Science, consumers, and new founders to drive ESG innovation

If 2021 was the year when ESG (short for Environmental, Social, and Governance) went mainstream, 2022 will be the year that innovations and innovators propel it forward, say members of the Fast Company Impact Council—an invitation-only collective of leaders from a range of industries. Members say a number of business, regulatory, and cultural factors will motivate companies to keep advancing an agenda that places sustainability, social good, and inclusion on equal footing with profitability and growth. Edited excerpts follow:

Carolyn Brown, managing director, Closed Loop Partners

“We expect expanded adoption of transparency tools, new material innovations, reuse solutions, plus advancement in technology, such as molecular recycling and advanced 3D design and manufacturing platforms. We believe science and technology will continue to influence consumer products in a way that we haven’t seen before. And finally, we see a continued growth in emerging circular business models on all levels of corporations, allowing companies to take better advantage of materials and products, increasing loyalty with consumers and lessening their environmental footprint.”

Andrea Carafa, Emergence Fellow, Stanford University, and director, Blackstone Launchpad

“Climate tech, entrepreneurship, and deep tech innovation are on the rise to tackle the biggest challenges that humanity faces. It is crucial for large companies, as well as startups, to launch new products, not only with their target customers in mind, but also with other stakeholders and equity in mind. And the has come for universities to lead in the innovation side of this story. We’ll see more universities teaching students how they can build technology products and ventures of a new kind tackling some of humanity’s most pressing challenges with the values of diversity, inclusion and equity from day one.”

Brad Lukanic, CEO, CannonDesign

“Built environments in 2022 are going to be supercharged for change, partly because about the agile need for interaction Tools for addressing climate change are also going to be front and center. We have better tools connected to the Internet of Things that are going to be able to measure and make things more accountable in built environments.
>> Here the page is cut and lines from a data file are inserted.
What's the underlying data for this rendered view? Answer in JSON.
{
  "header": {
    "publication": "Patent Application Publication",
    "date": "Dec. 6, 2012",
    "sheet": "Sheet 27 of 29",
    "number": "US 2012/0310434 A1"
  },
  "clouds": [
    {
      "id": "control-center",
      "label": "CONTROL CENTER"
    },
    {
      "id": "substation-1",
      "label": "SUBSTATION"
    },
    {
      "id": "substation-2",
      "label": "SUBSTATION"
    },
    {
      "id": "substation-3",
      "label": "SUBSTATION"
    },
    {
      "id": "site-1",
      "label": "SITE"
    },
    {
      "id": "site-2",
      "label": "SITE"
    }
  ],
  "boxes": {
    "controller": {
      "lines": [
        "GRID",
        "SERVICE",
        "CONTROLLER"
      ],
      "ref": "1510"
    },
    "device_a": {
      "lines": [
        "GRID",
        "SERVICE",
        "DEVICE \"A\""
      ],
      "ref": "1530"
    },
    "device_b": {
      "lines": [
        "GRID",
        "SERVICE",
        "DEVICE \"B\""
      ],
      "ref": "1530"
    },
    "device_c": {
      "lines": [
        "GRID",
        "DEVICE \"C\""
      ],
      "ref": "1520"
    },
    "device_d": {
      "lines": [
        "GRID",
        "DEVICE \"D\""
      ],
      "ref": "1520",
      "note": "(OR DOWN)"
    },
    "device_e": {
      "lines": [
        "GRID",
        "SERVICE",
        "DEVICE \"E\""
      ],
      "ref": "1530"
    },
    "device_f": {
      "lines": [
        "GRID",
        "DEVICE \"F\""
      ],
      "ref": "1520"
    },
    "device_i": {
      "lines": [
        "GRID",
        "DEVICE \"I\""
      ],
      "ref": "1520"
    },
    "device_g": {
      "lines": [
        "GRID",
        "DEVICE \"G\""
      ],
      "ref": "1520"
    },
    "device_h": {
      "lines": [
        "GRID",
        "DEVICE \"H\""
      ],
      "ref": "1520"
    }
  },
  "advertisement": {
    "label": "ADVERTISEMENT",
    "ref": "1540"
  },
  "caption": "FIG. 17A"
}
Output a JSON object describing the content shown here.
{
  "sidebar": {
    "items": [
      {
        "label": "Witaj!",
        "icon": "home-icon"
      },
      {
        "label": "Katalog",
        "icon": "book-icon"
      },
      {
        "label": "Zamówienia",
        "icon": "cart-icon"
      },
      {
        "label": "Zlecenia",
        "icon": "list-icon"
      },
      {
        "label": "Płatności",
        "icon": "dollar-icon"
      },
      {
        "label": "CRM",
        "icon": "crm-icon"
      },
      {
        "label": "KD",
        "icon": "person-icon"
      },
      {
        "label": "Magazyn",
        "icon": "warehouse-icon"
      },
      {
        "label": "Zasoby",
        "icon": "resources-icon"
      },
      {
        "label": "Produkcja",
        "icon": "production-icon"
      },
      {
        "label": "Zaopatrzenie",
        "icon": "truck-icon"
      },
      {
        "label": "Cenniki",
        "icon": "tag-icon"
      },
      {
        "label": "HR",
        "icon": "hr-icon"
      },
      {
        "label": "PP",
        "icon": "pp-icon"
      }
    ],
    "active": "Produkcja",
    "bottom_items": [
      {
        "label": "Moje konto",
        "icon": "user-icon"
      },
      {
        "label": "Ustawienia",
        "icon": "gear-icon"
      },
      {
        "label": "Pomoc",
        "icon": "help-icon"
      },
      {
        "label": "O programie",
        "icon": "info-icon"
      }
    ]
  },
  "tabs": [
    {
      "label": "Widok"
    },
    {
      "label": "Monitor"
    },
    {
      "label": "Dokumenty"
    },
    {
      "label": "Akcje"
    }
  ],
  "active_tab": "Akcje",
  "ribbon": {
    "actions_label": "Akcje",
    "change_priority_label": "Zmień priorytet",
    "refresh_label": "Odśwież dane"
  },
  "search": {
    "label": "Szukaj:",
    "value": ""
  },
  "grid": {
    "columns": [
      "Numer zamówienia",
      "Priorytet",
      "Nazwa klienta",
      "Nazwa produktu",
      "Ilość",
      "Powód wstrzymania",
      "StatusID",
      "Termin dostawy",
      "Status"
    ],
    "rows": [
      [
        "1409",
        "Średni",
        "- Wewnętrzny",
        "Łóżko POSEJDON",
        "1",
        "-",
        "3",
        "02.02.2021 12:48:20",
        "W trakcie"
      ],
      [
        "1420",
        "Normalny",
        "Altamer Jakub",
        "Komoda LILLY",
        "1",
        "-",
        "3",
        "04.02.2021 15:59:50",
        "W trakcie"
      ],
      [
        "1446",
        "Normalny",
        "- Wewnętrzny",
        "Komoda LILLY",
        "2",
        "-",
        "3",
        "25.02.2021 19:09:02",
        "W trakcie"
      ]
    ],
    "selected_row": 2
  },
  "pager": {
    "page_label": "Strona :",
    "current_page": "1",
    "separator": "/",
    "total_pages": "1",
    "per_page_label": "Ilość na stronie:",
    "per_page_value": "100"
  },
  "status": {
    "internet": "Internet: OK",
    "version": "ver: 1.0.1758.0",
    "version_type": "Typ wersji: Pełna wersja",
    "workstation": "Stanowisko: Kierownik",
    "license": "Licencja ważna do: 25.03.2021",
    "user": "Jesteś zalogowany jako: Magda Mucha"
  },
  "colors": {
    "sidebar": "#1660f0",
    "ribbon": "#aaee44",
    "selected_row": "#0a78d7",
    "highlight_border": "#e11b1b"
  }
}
And as we think about supply chain woes and labor shortage, we will see modular [solutions]. Fabrication is going to be at the center at the intersection of design and technology.”